### Task item
Report how many lines of these entries hold the string "Huertos"; reply with the number alone.

Dataset records: Begin

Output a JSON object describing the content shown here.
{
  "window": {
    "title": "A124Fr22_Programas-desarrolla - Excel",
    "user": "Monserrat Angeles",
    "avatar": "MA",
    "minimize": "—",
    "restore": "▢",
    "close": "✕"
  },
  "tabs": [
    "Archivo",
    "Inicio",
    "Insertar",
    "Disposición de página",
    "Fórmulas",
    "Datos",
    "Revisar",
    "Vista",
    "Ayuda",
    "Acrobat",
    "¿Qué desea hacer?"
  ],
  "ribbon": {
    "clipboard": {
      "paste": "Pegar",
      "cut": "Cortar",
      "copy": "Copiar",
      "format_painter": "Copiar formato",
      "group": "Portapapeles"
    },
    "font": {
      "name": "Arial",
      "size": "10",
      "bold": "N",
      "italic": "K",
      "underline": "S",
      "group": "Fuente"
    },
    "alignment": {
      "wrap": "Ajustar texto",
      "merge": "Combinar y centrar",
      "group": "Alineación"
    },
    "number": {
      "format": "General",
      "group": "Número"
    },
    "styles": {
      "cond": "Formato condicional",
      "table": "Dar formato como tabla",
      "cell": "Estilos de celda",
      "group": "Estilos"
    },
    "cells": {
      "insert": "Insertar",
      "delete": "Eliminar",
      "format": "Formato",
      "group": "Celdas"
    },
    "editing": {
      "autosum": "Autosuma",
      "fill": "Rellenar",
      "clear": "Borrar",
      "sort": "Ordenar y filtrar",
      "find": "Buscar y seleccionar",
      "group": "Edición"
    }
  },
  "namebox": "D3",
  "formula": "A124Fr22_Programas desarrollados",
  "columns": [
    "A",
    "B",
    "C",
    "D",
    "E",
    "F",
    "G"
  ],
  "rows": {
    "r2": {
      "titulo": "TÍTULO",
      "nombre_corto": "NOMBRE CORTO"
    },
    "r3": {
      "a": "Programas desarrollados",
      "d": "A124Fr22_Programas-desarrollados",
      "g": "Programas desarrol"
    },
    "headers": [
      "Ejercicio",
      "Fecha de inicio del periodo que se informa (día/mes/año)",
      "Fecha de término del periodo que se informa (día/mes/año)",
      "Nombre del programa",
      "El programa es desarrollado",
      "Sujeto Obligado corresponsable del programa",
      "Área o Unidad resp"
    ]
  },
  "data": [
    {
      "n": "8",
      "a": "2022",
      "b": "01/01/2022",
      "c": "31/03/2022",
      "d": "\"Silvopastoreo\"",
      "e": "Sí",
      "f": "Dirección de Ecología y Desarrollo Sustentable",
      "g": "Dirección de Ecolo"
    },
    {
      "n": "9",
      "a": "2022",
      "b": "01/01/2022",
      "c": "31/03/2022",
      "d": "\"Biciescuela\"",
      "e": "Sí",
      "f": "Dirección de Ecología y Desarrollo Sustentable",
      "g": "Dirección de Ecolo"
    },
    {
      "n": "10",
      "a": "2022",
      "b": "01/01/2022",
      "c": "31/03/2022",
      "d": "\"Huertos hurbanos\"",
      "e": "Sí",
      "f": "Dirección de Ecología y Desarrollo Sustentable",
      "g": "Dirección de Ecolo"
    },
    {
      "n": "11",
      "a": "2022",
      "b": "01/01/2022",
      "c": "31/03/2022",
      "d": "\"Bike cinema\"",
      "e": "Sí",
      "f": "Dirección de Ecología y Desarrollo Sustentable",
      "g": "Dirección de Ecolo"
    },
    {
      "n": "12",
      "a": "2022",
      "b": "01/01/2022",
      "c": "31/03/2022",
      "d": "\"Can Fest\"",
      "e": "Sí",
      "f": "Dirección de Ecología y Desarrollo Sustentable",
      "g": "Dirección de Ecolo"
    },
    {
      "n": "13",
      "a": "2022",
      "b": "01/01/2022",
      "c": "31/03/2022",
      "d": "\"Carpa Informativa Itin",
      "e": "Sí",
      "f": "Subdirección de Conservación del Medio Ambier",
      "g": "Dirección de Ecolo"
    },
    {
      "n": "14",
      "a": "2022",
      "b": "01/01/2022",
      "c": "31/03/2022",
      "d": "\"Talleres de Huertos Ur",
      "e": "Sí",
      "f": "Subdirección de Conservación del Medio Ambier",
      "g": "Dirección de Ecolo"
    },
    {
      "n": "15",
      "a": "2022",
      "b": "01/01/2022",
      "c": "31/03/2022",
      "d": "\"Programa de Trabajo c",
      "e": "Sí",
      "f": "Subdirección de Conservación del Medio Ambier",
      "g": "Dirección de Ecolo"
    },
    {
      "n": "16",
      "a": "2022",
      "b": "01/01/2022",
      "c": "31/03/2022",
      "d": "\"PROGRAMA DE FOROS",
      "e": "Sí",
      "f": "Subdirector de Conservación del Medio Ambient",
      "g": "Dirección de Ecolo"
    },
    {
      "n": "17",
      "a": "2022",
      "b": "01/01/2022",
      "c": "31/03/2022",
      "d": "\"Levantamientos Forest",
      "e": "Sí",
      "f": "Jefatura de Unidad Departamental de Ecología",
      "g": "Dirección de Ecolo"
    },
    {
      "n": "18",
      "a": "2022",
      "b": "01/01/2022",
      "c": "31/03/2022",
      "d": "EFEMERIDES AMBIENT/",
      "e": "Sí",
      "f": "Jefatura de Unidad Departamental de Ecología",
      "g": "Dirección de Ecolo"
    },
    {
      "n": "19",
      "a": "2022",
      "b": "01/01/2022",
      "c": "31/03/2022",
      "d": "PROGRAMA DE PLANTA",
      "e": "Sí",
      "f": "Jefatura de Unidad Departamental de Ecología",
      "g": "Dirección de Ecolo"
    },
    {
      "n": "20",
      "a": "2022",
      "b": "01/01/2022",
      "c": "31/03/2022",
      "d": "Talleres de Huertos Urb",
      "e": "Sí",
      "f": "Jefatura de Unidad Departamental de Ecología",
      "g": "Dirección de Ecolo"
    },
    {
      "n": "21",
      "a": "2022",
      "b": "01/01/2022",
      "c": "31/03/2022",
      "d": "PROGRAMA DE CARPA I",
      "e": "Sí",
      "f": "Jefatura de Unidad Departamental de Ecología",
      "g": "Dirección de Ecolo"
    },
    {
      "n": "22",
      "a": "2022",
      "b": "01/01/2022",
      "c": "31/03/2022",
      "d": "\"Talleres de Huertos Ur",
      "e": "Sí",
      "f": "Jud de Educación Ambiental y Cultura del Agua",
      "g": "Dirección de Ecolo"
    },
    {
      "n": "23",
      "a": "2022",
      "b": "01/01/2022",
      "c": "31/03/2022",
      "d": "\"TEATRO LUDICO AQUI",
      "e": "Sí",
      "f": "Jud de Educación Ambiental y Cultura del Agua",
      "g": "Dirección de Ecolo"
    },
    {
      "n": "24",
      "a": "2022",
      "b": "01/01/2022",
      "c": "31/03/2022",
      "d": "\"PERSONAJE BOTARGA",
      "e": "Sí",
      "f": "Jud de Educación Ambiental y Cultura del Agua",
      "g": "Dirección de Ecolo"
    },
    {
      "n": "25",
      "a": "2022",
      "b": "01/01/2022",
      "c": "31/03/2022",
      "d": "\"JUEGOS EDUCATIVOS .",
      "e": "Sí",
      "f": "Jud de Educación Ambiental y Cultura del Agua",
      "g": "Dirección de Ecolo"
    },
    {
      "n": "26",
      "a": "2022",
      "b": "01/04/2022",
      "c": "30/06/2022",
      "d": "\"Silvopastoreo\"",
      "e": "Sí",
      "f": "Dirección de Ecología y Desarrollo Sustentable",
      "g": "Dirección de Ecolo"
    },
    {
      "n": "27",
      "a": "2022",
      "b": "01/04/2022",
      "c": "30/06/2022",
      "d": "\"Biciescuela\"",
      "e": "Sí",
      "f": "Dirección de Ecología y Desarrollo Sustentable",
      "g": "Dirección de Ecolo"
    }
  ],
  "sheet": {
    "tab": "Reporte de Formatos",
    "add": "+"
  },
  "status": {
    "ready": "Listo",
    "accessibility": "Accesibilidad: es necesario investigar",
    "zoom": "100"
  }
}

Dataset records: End

### Response
4